  • Describe how the brain processes information
  • Define metacognition and explain its importance in learning and engagement
  • Develop instructionally aligned micro-activities to improve learning and retention

Band-Aids Won’t Fix It: Solving the Real Problem Through Intentional Use of Tech

Friday, October 5, 2018 | 1:00–4:30 pm

  Walter Nolan Walter Nolan
  Flower Darby Flower Darby

Flower Darby, Senior Instructional Designer, Northern Arizona University and Walter Nolan, Principal Instructional Designer, Northern Arizona University

We’ve all faced challenges in our classes, from minor irritations to major learning misfires. We frequently turn to the newest technology to improve things: to attract and hold students’ attention, to make our class relevant for today’s learner, to “meet our students where they are” on social media, and the like. But these can be Band-Aid solutions that fail to address the real problem--and are therefore completely ineffective. This workshop shows you how to accurately diagnose the real problem in order to identify and implement the best technology solution, aligned with your course learning outcomes, to support effective teaching and learning in face-to-face, blended and online classes.

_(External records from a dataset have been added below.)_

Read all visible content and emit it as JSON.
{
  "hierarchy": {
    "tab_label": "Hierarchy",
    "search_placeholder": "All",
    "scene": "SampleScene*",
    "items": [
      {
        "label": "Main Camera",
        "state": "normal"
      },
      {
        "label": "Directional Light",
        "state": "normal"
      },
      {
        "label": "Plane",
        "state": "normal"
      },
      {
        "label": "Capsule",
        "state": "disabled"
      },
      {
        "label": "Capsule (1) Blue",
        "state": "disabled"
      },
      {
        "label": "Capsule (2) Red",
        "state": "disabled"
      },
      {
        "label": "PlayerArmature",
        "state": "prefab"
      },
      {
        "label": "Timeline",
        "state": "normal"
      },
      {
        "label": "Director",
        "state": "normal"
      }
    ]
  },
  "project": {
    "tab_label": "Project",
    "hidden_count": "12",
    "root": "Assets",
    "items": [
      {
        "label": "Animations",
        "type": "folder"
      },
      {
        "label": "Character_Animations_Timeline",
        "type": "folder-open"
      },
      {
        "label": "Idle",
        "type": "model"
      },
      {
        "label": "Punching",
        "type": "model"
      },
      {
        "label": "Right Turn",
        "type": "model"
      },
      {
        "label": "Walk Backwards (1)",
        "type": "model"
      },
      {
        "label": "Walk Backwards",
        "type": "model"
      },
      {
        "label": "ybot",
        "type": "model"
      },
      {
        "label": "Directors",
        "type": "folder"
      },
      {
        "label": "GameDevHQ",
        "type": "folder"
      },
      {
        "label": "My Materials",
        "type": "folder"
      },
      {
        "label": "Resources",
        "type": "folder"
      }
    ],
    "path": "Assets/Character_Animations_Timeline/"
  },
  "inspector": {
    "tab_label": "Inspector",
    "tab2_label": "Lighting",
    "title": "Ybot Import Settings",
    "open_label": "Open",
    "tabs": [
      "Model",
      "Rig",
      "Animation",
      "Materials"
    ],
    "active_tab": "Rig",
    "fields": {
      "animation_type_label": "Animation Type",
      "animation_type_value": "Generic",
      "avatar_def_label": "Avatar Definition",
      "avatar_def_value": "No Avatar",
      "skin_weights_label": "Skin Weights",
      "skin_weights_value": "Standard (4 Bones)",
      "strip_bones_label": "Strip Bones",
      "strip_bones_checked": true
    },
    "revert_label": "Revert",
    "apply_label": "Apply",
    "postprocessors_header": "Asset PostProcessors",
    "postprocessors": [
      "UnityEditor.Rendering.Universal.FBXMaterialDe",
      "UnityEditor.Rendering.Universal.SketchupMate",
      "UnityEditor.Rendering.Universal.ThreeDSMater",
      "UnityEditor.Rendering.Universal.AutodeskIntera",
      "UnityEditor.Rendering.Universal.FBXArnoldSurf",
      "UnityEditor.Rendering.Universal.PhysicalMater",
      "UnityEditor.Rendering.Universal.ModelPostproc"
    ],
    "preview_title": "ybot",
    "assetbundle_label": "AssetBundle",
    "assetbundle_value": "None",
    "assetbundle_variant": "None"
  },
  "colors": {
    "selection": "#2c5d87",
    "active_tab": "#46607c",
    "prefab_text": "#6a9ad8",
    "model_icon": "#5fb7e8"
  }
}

To get the most out of this hands-on workshop, identify one class that is not going the way you want it to. Please bring the syllabus for the class you want to work on, one or more problems or pain points for this class, and some ideas about technology that you think might help (common examples include clickers, polling systems, educational technologies such as VoiceThread, or social media). After applying our design process to your specific course, you’ll walk away with effective technology solutions (not Band-Aid solutions) that you can implement next week, next month, or next semester.

Learning goals:

  • Explore the root causes of common teaching and learning problems
  • Evaluate possible technology solutions for these problems
  • Align selected tech tools with course learning outcomes and activities
  • Create a plan to implement the technology solution in your class

Implementing Open Educational Resources: Identifying Resources, Understanding Licenses, and Removing Copyright Uncertainty

Friday, October 5, 2018 | 1:00–4:30 pm

Meredith Jacob Meredith Jacob

Meredith Jacob, Public Lead, Creative Commons USA, American University Washington College of Law

This session will work through a set of real-world steps to successful OER implementation, including identifying high-quality resources, identifying and understanding the Creative Commons licensing conditions, and reducing uncertainty about how to combine OER with existing third-party materials. This session is designed for participants who already understand the basics of OER and CC licensing, but who have questions about implementation in their school, district, or state.

In this workshop participants will learn how to:

  • Find and evaluate OER sources
  • Evaluate CC licenses on OER and pathways to OER delivery in the classroom
  • Understand the different ways to include third-party copyrighted content